During Week 2, we cut newspaper into 8"x6" pieces that will be used to line cages at the Wildlife Rehabilitation Center this spring when there will be many orphaned and injured birds.
Which brings us now to Week 3 - helping senior citizens. I chose Week 3's activity to focus on seniors within our family (versus seniors who live in the community or in nursing homes) because the girls have grandparents who can no longer drive. My parents rely on others to help them with errands and chores around their home.
We visited my parents this week, and my mom had a long list of things with which she and my dad needed help. First on the list: getting the bird feeders filled.
Sophia and Olivia transferred the birdseed from bags into washed pickle containers from Burger King (a great way to reuse these buckets). This keeps the birdseed protected from pests as well as from the seed spilling out of the bag if the bag is accidently ripped or it falls off the workbench.
The girls transferred birdseed from bags to containers with lids
for their grandparents
After filling four birdseed feeders; and repairing and filling a suet feeder, I shoveled their deck a bit so there was easier (and safer) access to the feeders there. There are two feeders on the deck railing so they can watch the birds while they eat meals. Within five minutes of filling the bird feeders, a nuthatch flew in, found some dried fruit, and flew off with a piece of fruit in its beak.
Since both my parents can no longer drive, they depend on others to take them to do errands. I took my dad for a haircut and beard trim while Sophia and Olivia helped my mom at the grocery store and pharmacy (right at the grocery store). My mom has challenges with her vision, so she relied on the girls to be able to read the packages and cans to make sure they were selecting what she needed, and to examine the produce and meat to make sure it looked okay.
Took them to other places that they needed to shop at: the meat market, Costco, bank, and their church to pick up items for the quilting group that meets at my parents' home twice a month to make quilts for people who are homeless or women who are escaping from domestic violence situations.
While at their church, I talked with the receptionist and another woman on staff about some needs that my parents had regarding transportation to and from church. If they are unable to find someone, I requested that a priest visit them to give them Communion (my parents are Catholic).

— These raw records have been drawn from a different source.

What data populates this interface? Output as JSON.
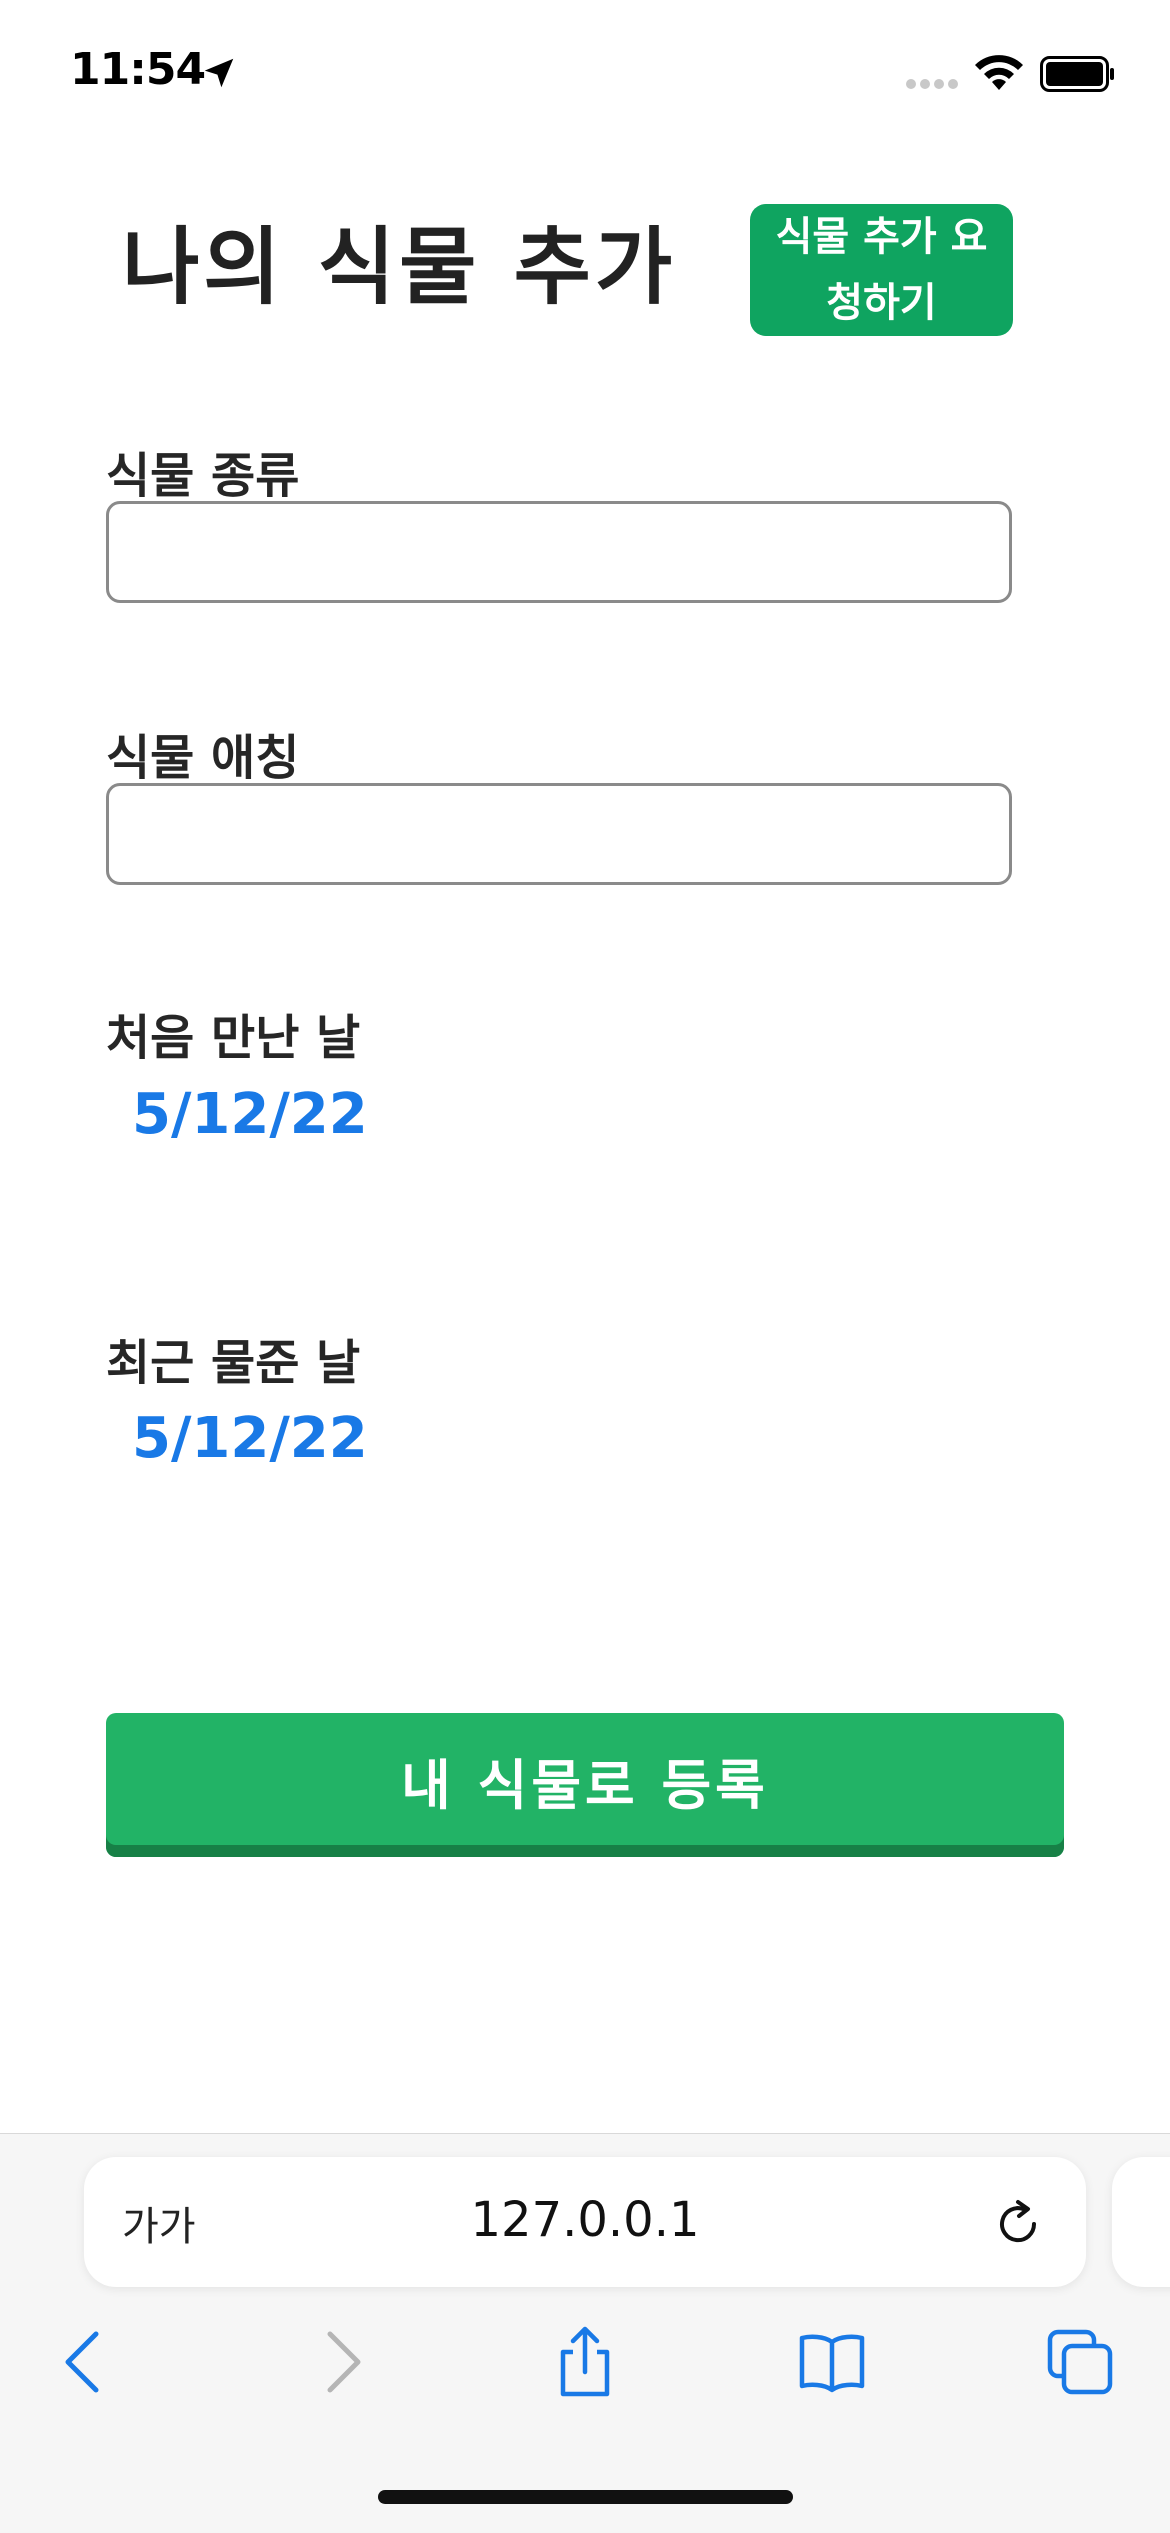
{
  "status_bar": {
    "time": "11:54"
  },
  "header": {
    "title": "나의 식물 추가",
    "request_button_label": "식물 추가 요청하기"
  },
  "form": {
    "plant_type_label": "식물 종류",
    "plant_type_value": "",
    "plant_nickname_label": "식물 애칭",
    "plant_nickname_value": "",
    "first_met_label": "처음 만난 날",
    "first_met_value": "5/12/22",
    "last_watered_label": "최근 물준 날",
    "last_watered_value": "5/12/22",
    "submit_label": "내 식물로 등록"
  },
  "browser": {
    "text_size_label": "가가",
    "url": "127.0.0.1"
  },
  "colors": {
    "request_button": "#0fa460",
    "submit_button": "#22b366",
    "date_value": "#1979e6",
    "toolbar_icon": "#1979e6"
  }
}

Without being able to drive a car since December 23rd or having a ride to/from church, this has been quite upsetting to my parents who were use to attending church weekly. I'm hoping that by talking with people at their church in person that something positive will happen soon for my parents.
The next stop was back at my parents' home. While I unloaded their groceries and donations for the quilting group, Olivia walked with my dad to take the garbage can to the end of the driveway. He has fallen quite a few times this winter, so her job was to walk with him.
Olivia walked with Papa to the end of the driveway as he took
out the garbage. She went with him to check the mail.
Sophia's job was to take their recycling container to the end of the driveway.
Sophia taking her grandparents' recycling container
to the end of the driveway.
It was 3:30 p.m., and time to head back home after being gone for 6 1/2 hours. (The girls were tired, and Olivia ended up falling asleep on the way back home.)
My parents were both very happy with everything that we were able to do, and waved to us as we left. They called in the evening to thank us again for helping, and wanted to let us know that they enjoyed spending the day with us...and that they had a good dinner (they picked up a ready-to-eat meal from Costco).
It was a good day...and one that we all enjoyed.
There are many other ways to help seniors (if you don't have one or more seniors in your family). On the Doing Good Together website, there are several suggestions for helping seniors in the community.
Adopt a grandparent
Ask the volunteer coordinator at a local nursing home about the process for matching families and residents, then choose an elderly person to visit regularly. Spend time talking, reading, writing letters, playing games, and simply strolling. This is an opportunity that families with children of any age can enjoy.
Assist an elderly person living at home
Our older neighbors could use help with laundry, yard work, and house cleaning. If you don’t know of a senior who needs help, contact an organization in your area that serves the elderly. This can be a one-time commitment or a weekly or monthly affair.
Initiate or help with senior activities
Contact a local nursing home or senior center to see what type of activity would be welcomed. Some ideas: Give a party; assist with celebrations, games or outings; plan and carry out a craft night; share a hobby; help with Bingo; perform a family talent show; escort residents on a walk; or be a lunch buddy.